One of the most effective treatments for harmful rumination patterns is Cognitive Behavioral Therapy (CBT). CBT works by addressing the way your thoughts, emotions and behaviors work together. Medication can also be helpful if your symptoms are overwhelming.
Self-medication with substances is a tempting option when dealing with intense rumination. Substances can temporarily mask your symptoms, but your rumination will remain. You may also put yourself at risk for developing a substance abuse problem.
FAQs About Ruminating Thoughts
- Can rumination affect one’s memory? Yes. Over time, a person’s memory may become negatively biased. A persistent stream of negative thoughts can also be overwhelming to the brain. This can make all brain functions, including memory, less effective and efficient.
- Is rumination linked to anxiety? Yes. A person may believe that continually thinking over the same details is an active problem-solving approach. However, rumination has no endpoint and increases a person’s anxiety levels.
- Can children suffer from ruminating thoughts? Yes. Anxiety disorders can be diagnosed in children as young as preschool age with rumination as a symptom.
- Does one’s environment trigger rumination? It can.

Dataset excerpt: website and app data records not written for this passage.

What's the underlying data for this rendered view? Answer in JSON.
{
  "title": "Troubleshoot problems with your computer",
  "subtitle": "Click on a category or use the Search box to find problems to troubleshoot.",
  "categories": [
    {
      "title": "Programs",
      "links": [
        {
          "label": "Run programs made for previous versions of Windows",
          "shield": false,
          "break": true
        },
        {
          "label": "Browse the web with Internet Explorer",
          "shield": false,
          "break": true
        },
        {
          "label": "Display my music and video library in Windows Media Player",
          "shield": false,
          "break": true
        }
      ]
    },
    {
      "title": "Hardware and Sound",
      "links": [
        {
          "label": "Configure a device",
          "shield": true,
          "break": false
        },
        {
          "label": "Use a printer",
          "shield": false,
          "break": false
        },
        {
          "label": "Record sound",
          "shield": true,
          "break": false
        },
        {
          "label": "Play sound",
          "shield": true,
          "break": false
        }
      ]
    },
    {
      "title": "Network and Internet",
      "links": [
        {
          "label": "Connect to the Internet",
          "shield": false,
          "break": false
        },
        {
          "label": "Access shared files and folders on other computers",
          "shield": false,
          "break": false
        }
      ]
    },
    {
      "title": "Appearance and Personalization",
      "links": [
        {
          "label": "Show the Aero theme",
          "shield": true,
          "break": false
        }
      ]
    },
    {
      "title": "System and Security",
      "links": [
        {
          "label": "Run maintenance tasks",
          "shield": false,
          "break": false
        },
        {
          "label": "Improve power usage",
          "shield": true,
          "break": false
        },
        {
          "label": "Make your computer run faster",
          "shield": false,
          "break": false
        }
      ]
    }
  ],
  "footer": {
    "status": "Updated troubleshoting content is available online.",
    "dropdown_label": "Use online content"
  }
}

Stressful life events are the most common reason people struggle with rumination. Mild-to-moderate rumination is a typical reaction to life changes like divorce, serious health issues and job changes.
- Bhaskhar, Nandita. “Understanding your cognitive distortions.” Stanford University, March 18, 2020. Accessed February 19, 2021.
- Coxon, Matthew. “New voices: The problem with rumination.” The British Psychological Society. Accessed February 24, 2021.
- Kirmayer, Miriam. “How Co-rumination Turns Healthy Relationships Toxic.” Psychology Today, April 3, 2018. Accessed February 19, 2021.
- Millon, Emma M.; Chang, Han Yan M.; Shoes, Tracey J. “Stressful life memories relate to ruminative thoughts in women with sexual violence history, irrespective of PTSD.” Frontiers in Psychiatry, September 5, 2018. Accessed February 19, 2021.
- Naman, Katya. “Worry and rumination: a rationale for a transdiagnostic approach to treatment.” Pepperdine University Digital Commons, 2018. Accessed February 19, 2021.
- University of California, San Francisco. “Managing political stress in 2021.” Weill Institute for Neurosciences, Department of Psychiatry and Behavioral Services, January, 2021. Accessed February 19, 2021.